Diving Deep Into Servant-Leadership: Trade-offs, Well Being and the Heart vs. the Head
Daniel Goering, PhD., Chair
Presentation #1: Does Servant-Leadership Engender an Environment Where People Benefit at the Expense of Production?
Chad A. Hartnell, PhD., Elizabeth P. Karam, Angelo J. Kinicki, & Nikolaos Dimotakis
Our research investigates whether servant-leadership’s relative focus on people and production encourages followers to help others internal to the organization at the expense of organizational performance. We find servant-leadership has a positive impact on organizational performance, but it is weakened by the internally-focused supportive climate and helping behaviors it engenders.
Presentation #2: The Heart and the Head: The Indirect Effects of Servant-Leadership on Follower Thinking and Financial Performance
Daniel I. Watts, G. James Lemoine, PhD, Chad A. Hartnell, & Snehal Hora
While we often think of servant-leaders as particularly effective in influencing important “heart-level” outcomes for followers, we know very little about their effects on more “head-level” cognitive outcomes which are critical for organizational effectiveness. This research explores the significant effect that servant-leaders have on the decision making and performance of their followers to highlight the power of servant-leadership not only for the heart, but also for the head.
Presentation #3 Title: What About Well-Being?: A Meta-Analytic Test of Servant-Leadership’s Relationship to Well-Being Relative to Performance Outcomes
Daniel Goering, Jordan Nielsen, Patrick Downes, Scott Seibert
How do you know when to use Servant Leadership—is it better to use in certain cultures or industries? In for-profits or non-profits? And what is it best at predicting—performance, morale, or well-being? We give you the answers to these questions with meta-analytic (i.e., “big data”) techniques.

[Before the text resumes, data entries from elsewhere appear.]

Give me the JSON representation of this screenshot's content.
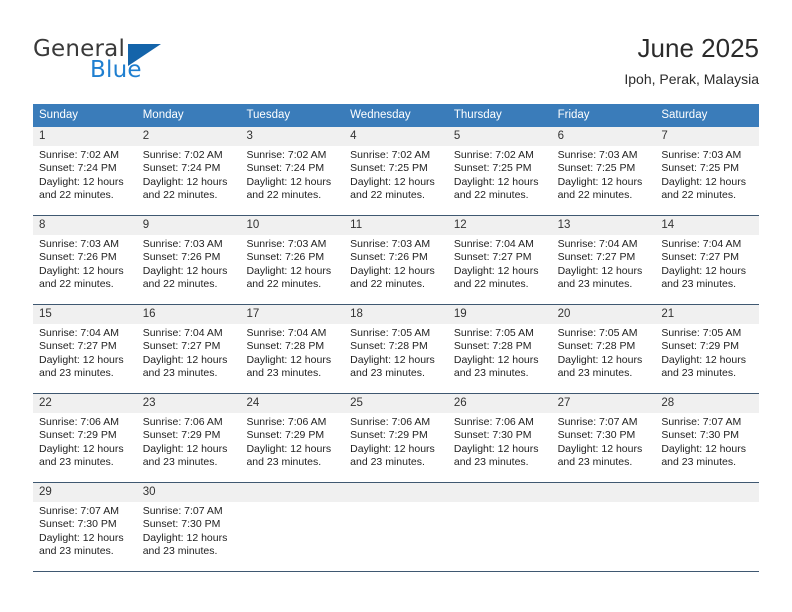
{
  "brand": {
    "name_top": "General",
    "name_bottom": "Blue",
    "triangle_color": "#1464aa",
    "blue_color": "#1f7fd0"
  },
  "header": {
    "title": "June 2025",
    "subtitle": "Ipoh, Perak, Malaysia"
  },
  "theme": {
    "header_background": "#3a7cba",
    "header_text": "#ffffff",
    "daynum_background": "#f0f0f0",
    "rule_color": "#3f5871"
  },
  "weekdays": [
    "Sunday",
    "Monday",
    "Tuesday",
    "Wednesday",
    "Thursday",
    "Friday",
    "Saturday"
  ],
  "weeks": [
    {
      "days": [
        {
          "num": "1",
          "sunrise": "Sunrise: 7:02 AM",
          "sunset": "Sunset: 7:24 PM",
          "daylight1": "Daylight: 12 hours",
          "daylight2": "and 22 minutes."
        },
        {
          "num": "2",
          "sunrise": "Sunrise: 7:02 AM",
          "sunset": "Sunset: 7:24 PM",
          "daylight1": "Daylight: 12 hours",
          "daylight2": "and 22 minutes."
        },
        {
          "num": "3",
          "sunrise": "Sunrise: 7:02 AM",
          "sunset": "Sunset: 7:24 PM",
          "daylight1": "Daylight: 12 hours",
          "daylight2": "and 22 minutes."
        },
        {
          "num": "4",
          "sunrise": "Sunrise: 7:02 AM",
          "sunset": "Sunset: 7:25 PM",
          "daylight1": "Daylight: 12 hours",
          "daylight2": "and 22 minutes."
        },
        {
          "num": "5",
          "sunrise": "Sunrise: 7:02 AM",
          "sunset": "Sunset: 7:25 PM",
          "daylight1": "Daylight: 12 hours",
          "daylight2": "and 22 minutes."
        },
        {
          "num": "6",
          "sunrise": "Sunrise: 7:03 AM",
          "sunset": "Sunset: 7:25 PM",
          "daylight1": "Daylight: 12 hours",
          "daylight2": "and 22 minutes."
        },
        {
          "num": "7",
          "sunrise": "Sunrise: 7:03 AM",
          "sunset": "Sunset: 7:25 PM",
          "daylight1": "Daylight: 12 hours",
          "daylight2": "and 22 minutes."
        }
      ]
    },
    {
      "days": [
        {
          "num": "8",
          "sunrise": "Sunrise: 7:03 AM",
          "sunset": "Sunset: 7:26 PM",
          "daylight1": "Daylight: 12 hours",
          "daylight2": "and 22 minutes."
        },
        {
          "num": "9",
          "sunrise": "Sunrise: 7:03 AM",
          "sunset": "Sunset: 7:26 PM",
          "daylight1": "Daylight: 12 hours",
          "daylight2": "and 22 minutes."
        },
        {
          "num": "10",
          "sunrise": "Sunrise: 7:03 AM",
          "sunset": "Sunset: 7:26 PM",
          "daylight1": "Daylight: 12 hours",
          "daylight2": "and 22 minutes."
        },
        {
          "num": "11",
          "sunrise": "Sunrise: 7:03 AM",
          "sunset": "Sunset: 7:26 PM",
          "daylight1": "Daylight: 12 hours",
          "daylight2": "and 22 minutes."
        },
        {
          "num": "12",
          "sunrise": "Sunrise: 7:04 AM",
          "sunset": "Sunset: 7:27 PM",
          "daylight1": "Daylight: 12 hours",
          "daylight2": "and 22 minutes."
        },
        {
          "num": "13",
          "sunrise": "Sunrise: 7:04 AM",
          "sunset": "Sunset: 7:27 PM",
          "daylight1": "Daylight: 12 hours",
          "daylight2": "and 23 minutes."
        },
        {
          "num": "14",
          "sunrise": "Sunrise: 7:04 AM",
          "sunset": "Sunset: 7:27 PM",
          "daylight1": "Daylight: 12 hours",
          "daylight2": "and 23 minutes."
        }
      ]
    },
    {
      "days": [
        {
          "num": "15",
          "sunrise": "Sunrise: 7:04 AM",
          "sunset": "Sunset: 7:27 PM",
          "daylight1": "Daylight: 12 hours",
          "daylight2": "and 23 minutes."
        },
        {
          "num": "16",
          "sunrise": "Sunrise: 7:04 AM",
          "sunset": "Sunset: 7:27 PM",
          "daylight1": "Daylight: 12 hours",
          "daylight2": "and 23 minutes."
        },
        {
          "num": "17",
          "sunrise": "Sunrise: 7:04 AM",
          "sunset": "Sunset: 7:28 PM",
          "daylight1": "Daylight: 12 hours",
          "daylight2": "and 23 minutes."
        },
        {
          "num": "18",
          "sunrise": "Sunrise: 7:05 AM",
          "sunset": "Sunset: 7:28 PM",
          "daylight1": "Daylight: 12 hours",
          "daylight2": "and 23 minutes."
        },
        {
          "num": "19",
          "sunrise": "Sunrise: 7:05 AM",
          "sunset": "Sunset: 7:28 PM",
          "daylight1": "Daylight: 12 hours",
          "daylight2": "and 23 minutes."
        },
        {
          "num": "20",
          "sunrise": "Sunrise: 7:05 AM",
          "sunset": "Sunset: 7:28 PM",
          "daylight1": "Daylight: 12 hours",
          "daylight2": "and 23 minutes."
        },
        {
          "num": "21",
          "sunrise": "Sunrise: 7:05 AM",
          "sunset": "Sunset: 7:29 PM",
          "daylight1": "Daylight: 12 hours",
          "daylight2": "and 23 minutes."
        }
      ]
    },
    {
      "days": [
        {
          "num": "22",
          "sunrise": "Sunrise: 7:06 AM",
          "sunset": "Sunset: 7:29 PM",
          "daylight1": "Daylight: 12 hours",
          "daylight2": "and 23 minutes."
        },
        {
          "num": "23",
          "sunrise": "Sunrise: 7:06 AM",
          "sunset": "Sunset: 7:29 PM",
          "daylight1": "Daylight: 12 hours",
          "daylight2": "and 23 minutes."
        },
        {
          "num": "24",
          "sunrise": "Sunrise: 7:06 AM",
          "sunset": "Sunset: 7:29 PM",
          "daylight1": "Daylight: 12 hours",
          "daylight2": "and 23 minutes."
        },
        {
          "num": "25",
          "sunrise": "Sunrise: 7:06 AM",
          "sunset": "Sunset: 7:29 PM",
          "daylight1": "Daylight: 12 hours",
          "daylight2": "and 23 minutes."
        },
        {
          "num": "26",
          "sunrise": "Sunrise: 7:06 AM",
          "sunset": "Sunset: 7:30 PM",
          "daylight1": "Daylight: 12 hours",
          "daylight2": "and 23 minutes."
        },
        {
          "num": "27",
          "sunrise": "Sunrise: 7:07 AM",
          "sunset": "Sunset: 7:30 PM",
          "daylight1": "Daylight: 12 hours",
          "daylight2": "and 23 minutes."
        },
        {
          "num": "28",
          "sunrise": "Sunrise: 7:07 AM",
          "sunset": "Sunset: 7:30 PM",
          "daylight1": "Daylight: 12 hours",
          "daylight2": "and 23 minutes."
        }
      ]
    },
    {
      "days": [
        {
          "num": "29",
          "sunrise": "Sunrise: 7:07 AM",
          "sunset": "Sunset: 7:30 PM",
          "daylight1": "Daylight: 12 hours",
          "daylight2": "and 23 minutes."
        },
        {
          "num": "30",
          "sunrise": "Sunrise: 7:07 AM",
          "sunset": "Sunset: 7:30 PM",
          "daylight1": "Daylight: 12 hours",
          "daylight2": "and 23 minutes."
        },
        {
          "num": "",
          "sunrise": "",
          "sunset": "",
          "daylight1": "",
          "daylight2": ""
        },
        {
          "num": "",
          "sunrise": "",
          "sunset": "",
          "daylight1": "",
          "daylight2": ""
        },
        {
          "num": "",
          "sunrise": "",
          "sunset": "",
          "daylight1": "",
          "daylight2": ""
        },
        {
          "num": "",
          "sunrise": "",
          "sunset": "",
          "daylight1": "",
          "daylight2": ""
        },
        {
          "num": "",
          "sunrise": "",
          "sunset": "",
          "daylight1": "",
          "daylight2": ""
        }
      ]
    }
  ]
}
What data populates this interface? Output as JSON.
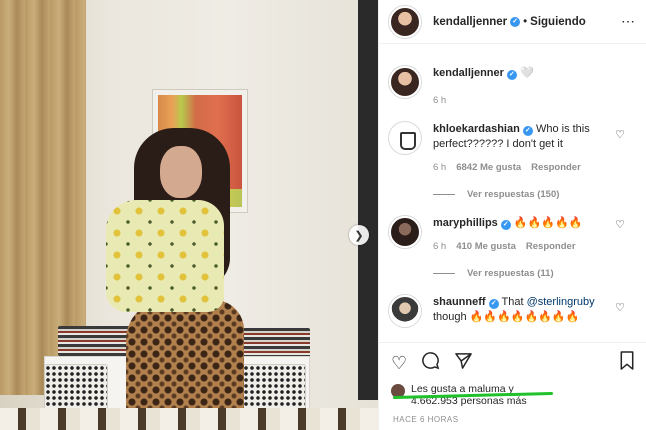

Session: Head, Hands, and Heart: The Essential Tripod of Servant-Leadership Education
Michael R. Carey, PH.D., Dr. Kathleen Patterson, and Larry C. Spears
Both the theory and practice of servant-leadership was introduced by Robert Greenleaf in 1970, and academic institutions have created curricula to educate servant-leaders in training, blending both an intellectual (i.e., the “head”) and a practical (i.e., the “hands”) examination of the dynamics involved. Key to Greenleaf’s original concept, however, was the deep desire to serve others (i.e., the “heart”). How do academic programs ensure the head, hands, and heart are present to the learning experience for servant-leaders? This session will reflect on this question, sharing the experience of educators and practitioners attending the session.
Session: The Servant as Leader at Fifty: How do Greenleaf’s Writings Apply Today?
Dr. Kent M. Keith, Pat Falotico, Don Frick, Jiying (Jenny) Song, PhD. and Larry C. Spears
Robert Greenleaf published his first version of The Servant as Leader in 1970. What has been the impact of his writings since then? How have his writings met the test of time? Panel members will share their views on Greenleaf’s core concepts, their impact over the years, how they can be applied today, and how they can challenge us in the future